FAST is a pre-authentication framework for Kerberos. It includes a mechanism for tunneling pre-authentication exchanges using armoured KDC messages. FAST provides increased resistance to passive password guessing attacks.
- Support for FAST in the AS and TGS in clients and KDCs
- Support for armor tickets obtained from host TGTs sufficient for pam_krb5 to use FAST.
- Support for PA-FX-COOKIE
- Support for Encrypted Challenge
- Support for ad-fx-fast-armor in the TGS
- Support for FAST factors in the existing plugin interface
- Support for KRB_FX_CF2
The plugin interface needs to be suitable to be a public API. It seems like small extensions to retrieve the armor key and possibly a few other things to the existing pre-authentication plugin interface would be sufficient.
The big question is how should fast factors that are not pre-auth methods be handled.
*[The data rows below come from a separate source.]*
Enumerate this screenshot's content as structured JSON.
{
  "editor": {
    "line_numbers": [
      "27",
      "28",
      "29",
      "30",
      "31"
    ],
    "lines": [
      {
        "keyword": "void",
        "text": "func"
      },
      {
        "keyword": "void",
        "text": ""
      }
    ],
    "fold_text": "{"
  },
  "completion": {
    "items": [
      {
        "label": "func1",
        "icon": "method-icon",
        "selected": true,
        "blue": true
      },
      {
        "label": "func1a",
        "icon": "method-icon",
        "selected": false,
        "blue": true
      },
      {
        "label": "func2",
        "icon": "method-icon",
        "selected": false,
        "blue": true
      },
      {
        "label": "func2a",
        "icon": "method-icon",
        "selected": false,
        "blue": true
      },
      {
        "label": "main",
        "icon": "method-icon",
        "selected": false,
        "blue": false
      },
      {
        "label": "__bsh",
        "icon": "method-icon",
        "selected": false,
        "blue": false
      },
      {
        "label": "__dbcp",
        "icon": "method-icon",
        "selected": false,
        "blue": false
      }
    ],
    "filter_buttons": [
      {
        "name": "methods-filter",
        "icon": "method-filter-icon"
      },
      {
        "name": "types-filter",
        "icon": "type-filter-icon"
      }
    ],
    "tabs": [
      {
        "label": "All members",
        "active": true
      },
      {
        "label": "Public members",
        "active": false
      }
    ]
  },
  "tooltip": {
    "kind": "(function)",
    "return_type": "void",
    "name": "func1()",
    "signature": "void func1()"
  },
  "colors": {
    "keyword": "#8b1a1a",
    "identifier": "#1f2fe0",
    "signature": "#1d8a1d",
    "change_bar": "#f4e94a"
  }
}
There are two approaches. First, define a new version of the function table so that old libraries will not recognize them. Alternatively treat them as normal pre-authentication methods and require that they fail (in a manner that causes them to be ignored) if they are called and the implementation does not support armor.
In the AS request, things are relatively simple. Find the KRBFastArmoredReq in the padata. If it is present, then decode the request, ignore the outer request and process the FAST request. The cookie from the outer request needs to be saved along with the encoding of the entire request so that the checksum can be computed in a finish message. The TGS is similar. There is an open question about what ticket is used. It will either be a ticket in the PA-FX-FAST armor or it will be the ticket in PA-TGS-REQ. Either way, the ticket will be in the outer request.
To construct an error, include an error padata and then package up all the padata into a KRBFastResponse. Then need to construct the cookie. Minimally the cookie will need to include the previous message (minus the cookie). When constructing the finish message , construct the previous message by adding the cookie to it and re-encoding. This assumes the encoders are deterministic, but DER already guarantees this. If the KDC supports multi-round-trip conversations in the future, the cookie will probably also include a checksum state. The previous message cannot be included in this state because it is very difficult to account for the cookie that way. However the current requirements do not involve support for multi-round-trip messages at the current time. Supporting multi-round-trip messages also requires that checksums be extended to support incremental use. For constructing a reply, construct everything. Move any padata into a constructed FAST. Then construct the finish message.
- armor key
- encoded outer request
- inner request and padata
- Reply key used
- kdc verified
- reply key replaced
Extending the client AS logic to support fast seems relatively simple. Before calling into preauth2.c, pull out PA-FX-FAST and PA-FX-COOKIE; ignore other outer pre-authentication. It makes more sense to special case FAST rather than treating it as a normal entry in the pre-authentication list. Managing the finish message and calling into the pre-authentication loop are sufficiently unusual that it does not make sense to go through two levels of the pre-authentication loop.
The pre-authentication loop needs to support mechanisms that are only used as FAST factors. Support is also required for FAST factors retrieving the armor key, indicating that the reply key has been used, indicating that the reply key is replaced and indicating that the KDC is verified independent of the long-term key.
It is desirable that the FAST processing on the client be sufficiently modular it can be reused for the TGS. In that case we currently do not anticipate there being any padata carried by FAST.
- encode KRBFastArmoredReq
- Encode KRBFastResponse
- Encode KRBFastReq
- Implement krb_fx_cf2
- Implement PRF for all enctypes
The FAST proposal has not yet been approved by the IETF.